*** Source information ***

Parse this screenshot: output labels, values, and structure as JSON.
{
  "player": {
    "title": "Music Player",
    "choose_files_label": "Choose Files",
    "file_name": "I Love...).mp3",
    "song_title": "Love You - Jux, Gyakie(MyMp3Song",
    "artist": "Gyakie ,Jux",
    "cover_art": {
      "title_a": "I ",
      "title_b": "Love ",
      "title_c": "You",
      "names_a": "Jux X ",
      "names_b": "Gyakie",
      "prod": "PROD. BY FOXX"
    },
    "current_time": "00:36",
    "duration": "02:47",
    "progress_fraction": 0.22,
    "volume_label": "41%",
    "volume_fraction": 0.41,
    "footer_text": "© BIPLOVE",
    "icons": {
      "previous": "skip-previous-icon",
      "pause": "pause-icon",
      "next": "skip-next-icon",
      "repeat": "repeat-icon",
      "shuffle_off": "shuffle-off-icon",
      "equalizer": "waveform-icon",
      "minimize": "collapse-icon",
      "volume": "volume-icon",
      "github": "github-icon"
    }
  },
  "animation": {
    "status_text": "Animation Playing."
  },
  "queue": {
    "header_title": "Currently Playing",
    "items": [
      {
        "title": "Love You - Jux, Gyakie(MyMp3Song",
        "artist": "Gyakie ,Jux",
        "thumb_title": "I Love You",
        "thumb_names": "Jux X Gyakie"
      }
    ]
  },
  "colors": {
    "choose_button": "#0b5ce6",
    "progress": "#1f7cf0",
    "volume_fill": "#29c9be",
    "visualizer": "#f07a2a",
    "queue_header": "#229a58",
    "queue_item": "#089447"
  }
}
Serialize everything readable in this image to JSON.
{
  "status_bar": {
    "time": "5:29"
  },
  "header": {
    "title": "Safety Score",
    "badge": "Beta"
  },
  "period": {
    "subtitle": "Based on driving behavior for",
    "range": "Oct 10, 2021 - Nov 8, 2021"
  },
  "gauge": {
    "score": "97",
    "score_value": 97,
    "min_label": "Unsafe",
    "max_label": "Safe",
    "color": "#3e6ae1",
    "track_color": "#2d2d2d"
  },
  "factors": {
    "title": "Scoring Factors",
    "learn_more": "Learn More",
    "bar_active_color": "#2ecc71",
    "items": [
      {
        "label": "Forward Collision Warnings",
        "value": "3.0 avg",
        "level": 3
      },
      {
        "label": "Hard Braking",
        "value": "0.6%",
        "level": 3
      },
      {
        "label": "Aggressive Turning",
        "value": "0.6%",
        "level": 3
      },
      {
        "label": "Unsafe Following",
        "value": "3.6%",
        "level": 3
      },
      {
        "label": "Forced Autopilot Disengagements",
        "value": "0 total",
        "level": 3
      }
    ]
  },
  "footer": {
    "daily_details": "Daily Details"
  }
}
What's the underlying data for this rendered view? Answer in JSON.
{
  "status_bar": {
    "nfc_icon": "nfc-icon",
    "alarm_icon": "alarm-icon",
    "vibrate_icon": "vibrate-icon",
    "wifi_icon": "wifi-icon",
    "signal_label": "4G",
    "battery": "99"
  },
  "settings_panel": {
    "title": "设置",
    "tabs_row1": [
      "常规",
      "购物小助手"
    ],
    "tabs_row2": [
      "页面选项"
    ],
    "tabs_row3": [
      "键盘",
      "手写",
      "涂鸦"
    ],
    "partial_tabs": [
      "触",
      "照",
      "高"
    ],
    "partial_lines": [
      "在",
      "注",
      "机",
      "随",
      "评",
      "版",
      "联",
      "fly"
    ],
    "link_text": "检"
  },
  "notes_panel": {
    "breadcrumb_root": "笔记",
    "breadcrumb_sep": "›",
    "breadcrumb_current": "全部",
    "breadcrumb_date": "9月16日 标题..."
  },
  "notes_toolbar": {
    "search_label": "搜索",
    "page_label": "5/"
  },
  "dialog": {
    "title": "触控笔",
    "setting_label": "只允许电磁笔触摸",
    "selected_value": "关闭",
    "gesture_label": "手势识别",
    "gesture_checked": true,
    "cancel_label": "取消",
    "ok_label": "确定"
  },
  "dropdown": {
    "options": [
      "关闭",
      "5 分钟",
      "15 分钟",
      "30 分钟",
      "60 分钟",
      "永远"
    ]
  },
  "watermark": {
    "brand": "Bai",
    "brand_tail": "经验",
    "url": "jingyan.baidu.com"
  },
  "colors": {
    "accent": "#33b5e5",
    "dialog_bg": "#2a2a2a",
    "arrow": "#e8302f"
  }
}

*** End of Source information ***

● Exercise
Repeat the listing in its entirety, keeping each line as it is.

● Solved exercise
Parse this screenshot: output labels, values, and structure as JSON.
{
  "player": {
    "title": "Music Player",
    "choose_files_label": "Choose Files",
    "file_name": "I Love...).mp3",
    "song_title": "Love You - Jux, Gyakie(MyMp3Song",
    "artist": "Gyakie ,Jux",
    "cover_art": {
      "title_a": "I ",
      "title_b": "Love ",
      "title_c": "You",
      "names_a": "Jux X ",
      "names_b": "Gyakie",
      "prod": "PROD. BY FOXX"
    },
    "current_time": "00:36",
    "duration": "02:47",
    "progress_fraction": 0.22,
    "volume_label": "41%",
    "volume_fraction": 0.41,
    "footer_text": "© BIPLOVE",
    "icons": {
      "previous": "skip-previous-icon",
      "pause": "pause-icon",
      "next": "skip-next-icon",
      "repeat": "repeat-icon",
      "shuffle_off": "shuffle-off-icon",
      "equalizer": "waveform-icon",
      "minimize": "collapse-icon",
      "volume": "volume-icon",
      "github": "github-icon"
    }
  },
  "animation": {
    "status_text": "Animation Playing."
  },
  "queue": {
    "header_title": "Currently Playing",
    "items": [
      {
        "title": "Love You - Jux, Gyakie(MyMp3Song",
        "artist": "Gyakie ,Jux",
        "thumb_title": "I Love You",
        "thumb_names": "Jux X Gyakie"
      }
    ]
  },
  "colors": {
    "choose_button": "#0b5ce6",
    "progress": "#1f7cf0",
    "volume_fill": "#29c9be",
    "visualizer": "#f07a2a",
    "queue_header": "#229a58",
    "queue_item": "#089447"
  }
}
Serialize everything readable in this image to JSON.
{
  "status_bar": {
    "time": "5:29"
  },
  "header": {
    "title": "Safety Score",
    "badge": "Beta"
  },
  "period": {
    "subtitle": "Based on driving behavior for",
    "range": "Oct 10, 2021 - Nov 8, 2021"
  },
  "gauge": {
    "score": "97",
    "score_value": 97,
    "min_label": "Unsafe",
    "max_label": "Safe",
    "color": "#3e6ae1",
    "track_color": "#2d2d2d"
  },
  "factors": {
    "title": "Scoring Factors",
    "learn_more": "Learn More",
    "bar_active_color": "#2ecc71",
    "items": [
      {
        "label": "Forward Collision Warnings",
        "value": "3.0 avg",
        "level": 3
      },
      {
        "label": "Hard Braking",
        "value": "0.6%",
        "level": 3
      },
      {
        "label": "Aggressive Turning",
        "value": "0.6%",
        "level": 3
      },
      {
        "label": "Unsafe Following",
        "value": "3.6%",
        "level": 3
      },
      {
        "label": "Forced Autopilot Disengagements",
        "value": "0 total",
        "level": 3
      }
    ]
  },
  "footer": {
    "daily_details": "Daily Details"
  }
}
What's the underlying data for this rendered view? Answer in JSON.
{
  "status_bar": {
    "nfc_icon": "nfc-icon",
    "alarm_icon": "alarm-icon",
    "vibrate_icon": "vibrate-icon",
    "wifi_icon": "wifi-icon",
    "signal_label": "4G",
    "battery": "99"
  },
  "settings_panel": {
    "title": "设置",
    "tabs_row1": [
      "常规",
      "购物小助手"
    ],
    "tabs_row2": [
      "页面选项"
    ],
    "tabs_row3": [
      "键盘",
      "手写",
      "涂鸦"
    ],
    "partial_tabs": [
      "触",
      "照",
      "高"
    ],
    "partial_lines": [
      "在",
      "注",
      "机",
      "随",
      "评",
      "版",
      "联",
      "fly"
    ],
    "link_text": "检"
  },
  "notes_panel": {
    "breadcrumb_root": "笔记",
    "breadcrumb_sep": "›",
    "breadcrumb_current": "全部",
    "breadcrumb_date": "9月16日 标题..."
  },
  "notes_toolbar": {
    "search_label": "搜索",
    "page_label": "5/"
  },
  "dialog": {
    "title": "触控笔",
    "setting_label": "只允许电磁笔触摸",
    "selected_value": "关闭",
    "gesture_label": "手势识别",
    "gesture_checked": true,
    "cancel_label": "取消",
    "ok_label": "确定"
  },
  "dropdown": {
    "options": [
      "关闭",
      "5 分钟",
      "15 分钟",
      "30 分钟",
      "60 分钟",
      "永远"
    ]
  },
  "watermark": {
    "brand": "Bai",
    "brand_tail": "经验",
    "url": "jingyan.baidu.com"
  },
  "colors": {
    "accent": "#33b5e5",
    "dialog_bg": "#2a2a2a",
    "arrow": "#e8302f"
  }
}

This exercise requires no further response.